If you regularly watch sporting events, movies or other content via the internet, are you satisfied with the experience? Probably not, especially in terms of bit-rate and delay. Streamphony, developed by a team at HKUST with invaluable support from industry and government, is set to change that thanks to its innovative solutions.
Remember the name "Streamphony". It is a catchy name, but the real reason you will be hearing it more and more in future is because its patented and patent-pending technologies define a new era for content distribution networks with a novel and highly efficient "substream-push" technology.

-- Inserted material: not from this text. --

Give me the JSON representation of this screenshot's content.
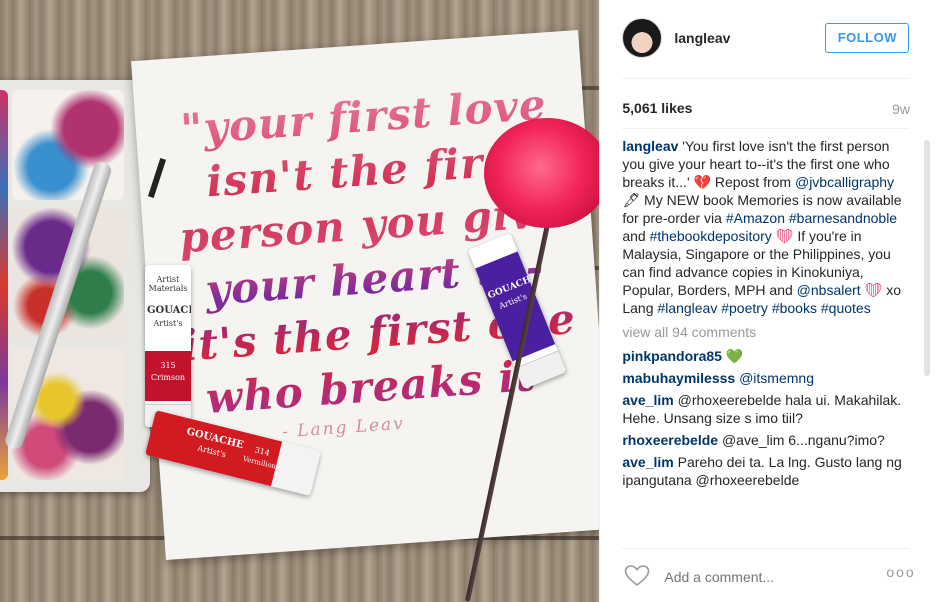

A research team, under the direction of Prof Gary Chan, Associate Professor at the Department of Computer Science and Engineering, has developed a software suite for large-scale live multimedia streaming, including video, audio and data, over the internet. Streamphony enables an Optimized Global Streaming Cloud for high bit-rate applications, which streams content to a variety of user devices such as mobile phones, tablets, smart TVs, set-top boxes and PCs. Streamphony is also useful for streaming time-critical data, such as stock quotes. It achieves sub-second delay that is much faster than multiple seconds as in many other existing streaming solutions.
Streamphony is being deployed by Mei Ah Digital Technology Limited（美亞數碼科技有限公司）, a top leader in entertainment technology, and a major telecommunication company. High-quality live broadcasts are set to air in December 2012.
"The research started about 10 years ago and after we accumulated experience we started to work with industry and government to commercialize it," says Prof Chan. "Mei Ah has been very supportive since day one. I have been conducting research on this area for years – my PhD thesis was on streaming. But just doing research without deploying in industry means that something is lacking. Therefore, I want to walk those extra miles to develop it as a real system for industry to use."
Quantum Leap Prof Chan explains more about the unique and innovative features that account for Streamphony's high efficiency and low deployment cost. "It divides the multimedia stream into multiple sub-streams and intelligently pushes them over multiple paths in the cloud. This new design paradigm is a quantum leap from the traditional design, leading to its remarkably lower delay," he says.
Mr Steve Law is Executive Director of Mei Ah: "We distribute content to end-users via traditional channels such as cable. We had been looking into new media when, by chance, I met Prof Chan. Hearing about his work, it triggered something with me. I felt he had a very mature thought about distribution networks – not just on the academic side but that he was just a step away from commercialization. It made sense to work together. Streamphony fits our goals with its innovative approaches."
Cost Savings The major benefits, he notes, are in cost savings. "We can save on bandwidth costs by about 70 percent, and by 30 percent on hardware. In order to cater for our target population size, with traditional methods we need large bandwidth and expensive servers, but now with Streamphony we can physically reduce the cost and number of servers with much lower bandwidth. And as our target population grows, the savings further increase." He is looking forward to further close collaboration with Prof Chan's team as Mei Ah rolls out its deployment to Mainland China and the rest of the world, following its Hong Kong release.
Another key partner is the Innovation and Technology Commission (ITC) of the Hong Kong Government. "Through this cooperation we have received funding that enables us to hire software engineers so that research results can be turned into software codes that can be tested in the real environment," says Prof Chan.
Mutual Benefits Speaking about collaboration with industry, Prof Chan says it is very important because both parties depend on one another. "For a researcher like me, who is keen to roll out technology that people enjoy using, such collaboration is the key. I like to address real industry needs through my research. In this way, our research results can be finally channeled into industry, bringing impact to our lives."
The team – which has averaged around 10 research staff, though at times rising to 20 – will continue to develop Streamphony, with the help of Mei Ah. "Many elements can be improved, especially as networks keep changing and users' expectations rise. This calls for better and continual research," he says.
Prof Chan did his PhD in Electrical Engineering at Stanford University, where he was a William and Leila fellow. He got his BSE in Electrical Engineering from Princeton University. He has been at HKUST since 1999. In 2011 he led a team that developed another wireless project, called Lavinet. Lavinet is a multi-hop wireless mesh network that greatly extends the coverage and improves the data access of Wi-Fi networks. The software implements a set of innovative channel selection and routing algorithms that effectively avoid traffic congestion and reduce signal interference. It is already commercialized and deployed in Modern Terminals, a leading port terminal in Hong Kong, and was awarded bronze in the Best Innovation & Research Award (College & Undergraduates) in the Hong Kong ICT Awards 2012.
As for the Streamphony, it is set to have a far-reaching impact on the world. It is expected that in a few years’ time it will be widely applied – and when you watch live soccer matches via this, you can think with pride of HKUST!